- **Exercise directions**:
Copy each line below that includes "icon".

- **Data to examine**:
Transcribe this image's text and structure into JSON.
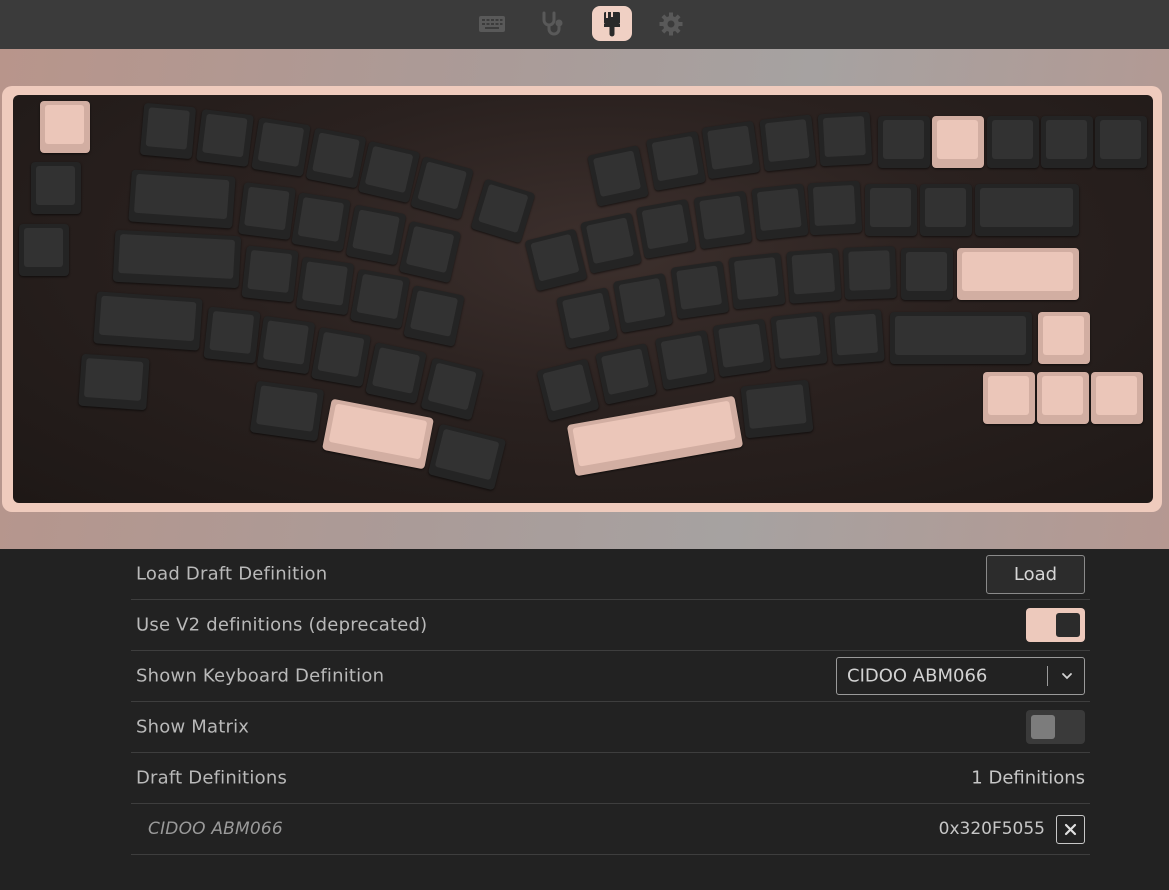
{
  "nav": {
    "items": [
      {
        "id": "configure",
        "icon": "keyboard-icon",
        "active": false
      },
      {
        "id": "test",
        "icon": "stethoscope-icon",
        "active": false
      },
      {
        "id": "design",
        "icon": "paintbrush-icon",
        "active": true
      },
      {
        "id": "settings",
        "icon": "gear-icon",
        "active": false
      }
    ]
  },
  "colors": {
    "accent": "#efcbbd",
    "background": "#222222",
    "topbar": "#3b3b3b",
    "key_dark": "#323232",
    "key_accent": "#ebc6b9"
  },
  "settings": {
    "load_draft": {
      "label": "Load Draft Definition",
      "button": "Load"
    },
    "use_v2": {
      "label": "Use V2 definitions (deprecated)",
      "enabled": true
    },
    "shown_definition": {
      "label": "Shown Keyboard Definition",
      "value": "CIDOO ABM066"
    },
    "show_matrix": {
      "label": "Show Matrix",
      "enabled": false
    },
    "draft_definitions": {
      "label": "Draft Definitions",
      "count_text": "1 Definitions"
    },
    "definitions": [
      {
        "name": "CIDOO ABM066",
        "id": "0x320F5055"
      }
    ]
  }
}
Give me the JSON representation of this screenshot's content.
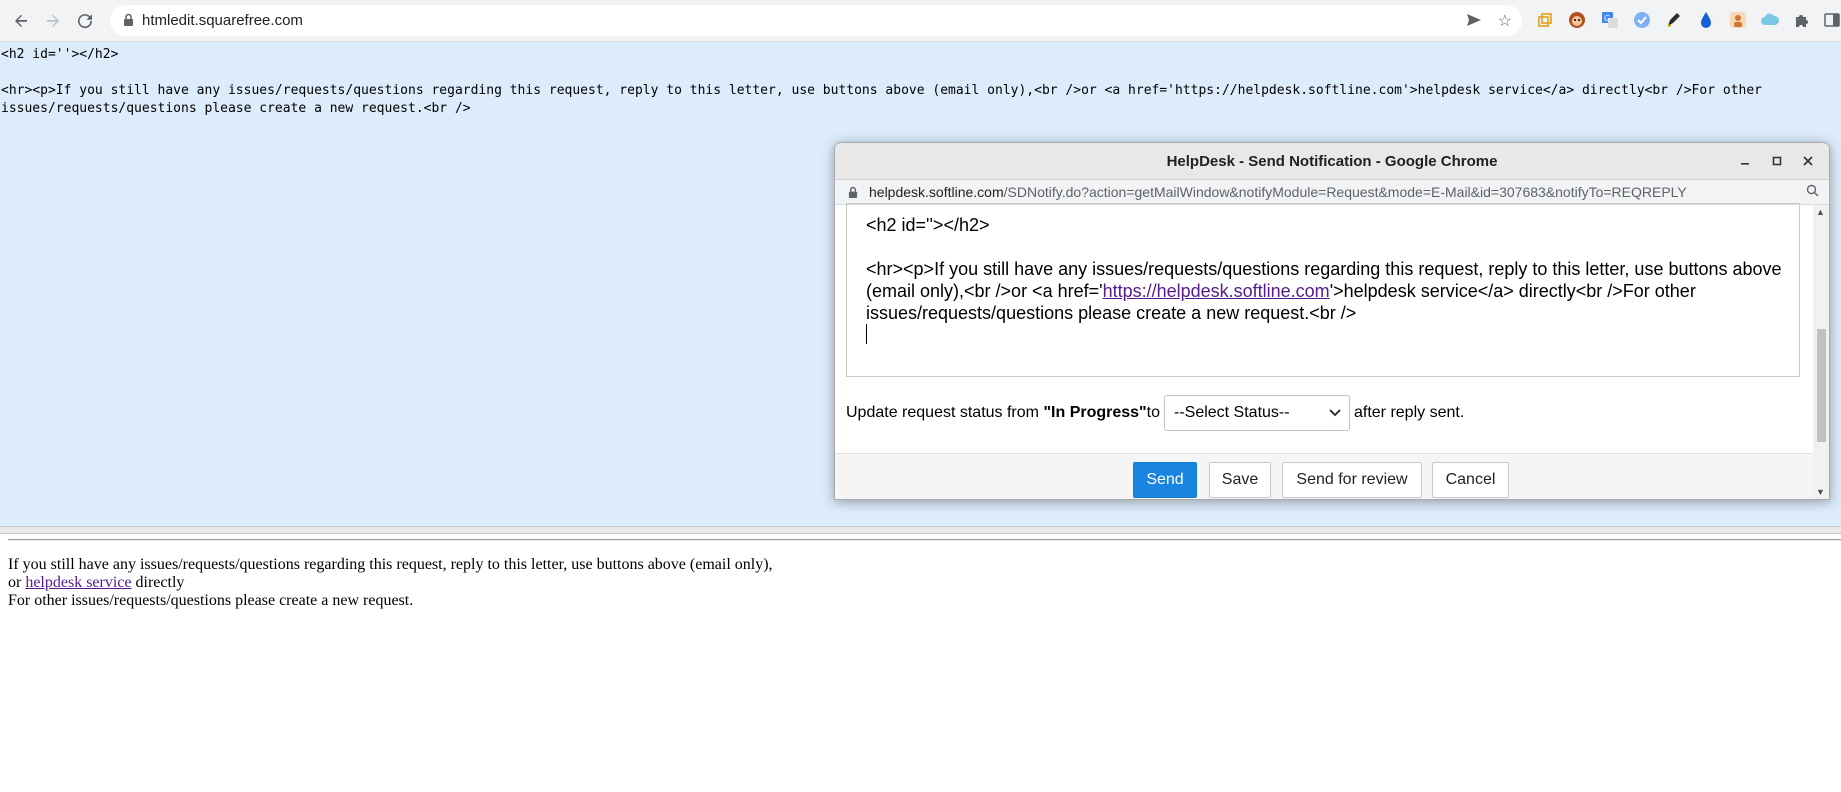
{
  "browser": {
    "url": "htmledit.squarefree.com"
  },
  "editor": {
    "source": "<h2 id=''></h2>\n\n<hr><p>If you still have any issues/requests/questions regarding this request, reply to this letter, use buttons above (email only),<br />or <a href='https://helpdesk.softline.com'>helpdesk service</a> directly<br />For other issues/requests/questions please create a new request.<br />"
  },
  "preview": {
    "line1": "If you still have any issues/requests/questions regarding this request, reply to this letter, use buttons above (email only),",
    "line2_prefix": "or ",
    "link_text": "helpdesk service",
    "line2_suffix": " directly",
    "line3": "For other issues/requests/questions please create a new request."
  },
  "popup": {
    "title": "HelpDesk - Send Notification - Google Chrome",
    "url_domain": "helpdesk.softline.com",
    "url_path": "/SDNotify.do?action=getMailWindow&notifyModule=Request&mode=E-Mail&id=307683&notifyTo=REQREPLY",
    "compose": {
      "line1": "<h2 id=''></h2>",
      "body_prefix": "<hr><p>If you still have any issues/requests/questions regarding this request, reply to this letter, use buttons above (email only),<br />or <a href='",
      "link": "https://helpdesk.softline.com",
      "body_suffix": "'>helpdesk service</a> directly<br />For other issues/requests/questions please create a new request.<br />"
    },
    "status": {
      "prefix": "Update request status from ",
      "current": "\"In Progress\"",
      "to": " to",
      "select_value": "--Select Status--",
      "suffix": "after reply sent."
    },
    "buttons": {
      "send": "Send",
      "save": "Save",
      "review": "Send for review",
      "cancel": "Cancel"
    }
  },
  "colors": {
    "editor_bg": "#dcecfb",
    "primary_button": "#1a85e0",
    "link": "#551a8b"
  }
}
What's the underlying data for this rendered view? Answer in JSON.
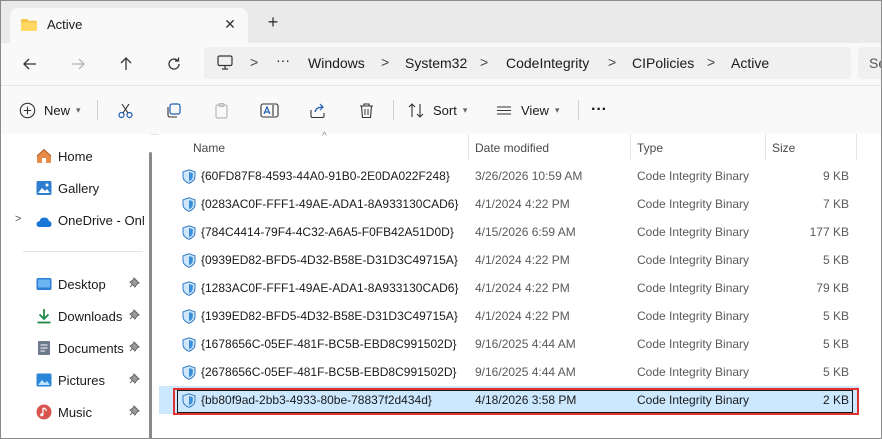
{
  "tab": {
    "title": "Active",
    "close_label": "✕",
    "new_tab_label": "+"
  },
  "address": {
    "crumbs": [
      "Windows",
      "System32",
      "CodeIntegrity",
      "CIPolicies",
      "Active"
    ],
    "ellipsis": "···",
    "separator": ">",
    "search_partial": "Se"
  },
  "toolbar": {
    "new_label": "New",
    "sort_label": "Sort",
    "view_label": "View",
    "more_label": "···"
  },
  "sidebar": {
    "items": [
      {
        "label": "Home",
        "icon": "home-icon",
        "pinned": false
      },
      {
        "label": "Gallery",
        "icon": "gallery-icon",
        "pinned": false
      },
      {
        "label": "OneDrive - OnM",
        "icon": "onedrive-icon",
        "pinned": false,
        "expander": ">"
      },
      {
        "label": "Desktop",
        "icon": "desktop-icon",
        "pinned": true
      },
      {
        "label": "Downloads",
        "icon": "downloads-icon",
        "pinned": true
      },
      {
        "label": "Documents",
        "icon": "documents-icon",
        "pinned": true
      },
      {
        "label": "Pictures",
        "icon": "pictures-icon",
        "pinned": true
      },
      {
        "label": "Music",
        "icon": "music-icon",
        "pinned": true
      }
    ]
  },
  "columns": {
    "name": "Name",
    "date": "Date modified",
    "type": "Type",
    "size": "Size"
  },
  "files": [
    {
      "name": "{60FD87F8-4593-44A0-91B0-2E0DA022F248}",
      "date": "3/26/2026 10:59 AM",
      "type": "Code Integrity Binary",
      "size": "9 KB"
    },
    {
      "name": "{0283AC0F-FFF1-49AE-ADA1-8A933130CAD6}",
      "date": "4/1/2024 4:22 PM",
      "type": "Code Integrity Binary",
      "size": "7 KB"
    },
    {
      "name": "{784C4414-79F4-4C32-A6A5-F0FB42A51D0D}",
      "date": "4/15/2026 6:59 AM",
      "type": "Code Integrity Binary",
      "size": "177 KB"
    },
    {
      "name": "{0939ED82-BFD5-4D32-B58E-D31D3C49715A}",
      "date": "4/1/2024 4:22 PM",
      "type": "Code Integrity Binary",
      "size": "5 KB"
    },
    {
      "name": "{1283AC0F-FFF1-49AE-ADA1-8A933130CAD6}",
      "date": "4/1/2024 4:22 PM",
      "type": "Code Integrity Binary",
      "size": "79 KB"
    },
    {
      "name": "{1939ED82-BFD5-4D32-B58E-D31D3C49715A}",
      "date": "4/1/2024 4:22 PM",
      "type": "Code Integrity Binary",
      "size": "5 KB"
    },
    {
      "name": "{1678656C-05EF-481F-BC5B-EBD8C991502D}",
      "date": "9/16/2025 4:44 AM",
      "type": "Code Integrity Binary",
      "size": "5 KB"
    },
    {
      "name": "{2678656C-05EF-481F-BC5B-EBD8C991502D}",
      "date": "9/16/2025 4:44 AM",
      "type": "Code Integrity Binary",
      "size": "5 KB"
    },
    {
      "name": "{bb80f9ad-2bb3-4933-80be-78837f2d434d}",
      "date": "4/18/2026 3:58 PM",
      "type": "Code Integrity Binary",
      "size": "2 KB",
      "selected": true
    }
  ],
  "colors": {
    "selection": "#cce8ff",
    "highlight_border": "#e03030",
    "accent": "#0067c0"
  }
}
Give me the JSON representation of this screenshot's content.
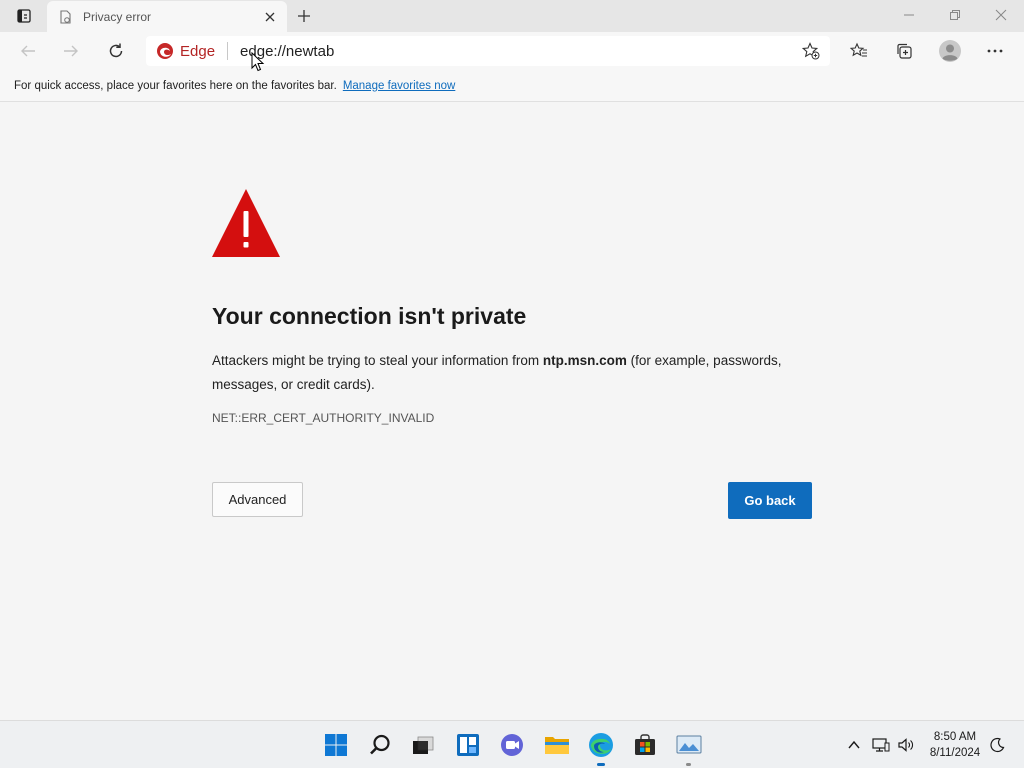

- **Written solution**:
        "icon": "keyboard-icon",
        "icon": "stethoscope-icon",
        "icon": "paintbrush-icon",
        "icon": "gear-icon",
        "icon": "home-icon",
        "icon": "gallery-icon",
        "icon": "onedrive-icon",
        "icon": "desktop-icon",
        "icon": "downloads-icon",
        "icon": "documents-icon",
        "icon": "pictures-icon",
        "icon": "music-icon",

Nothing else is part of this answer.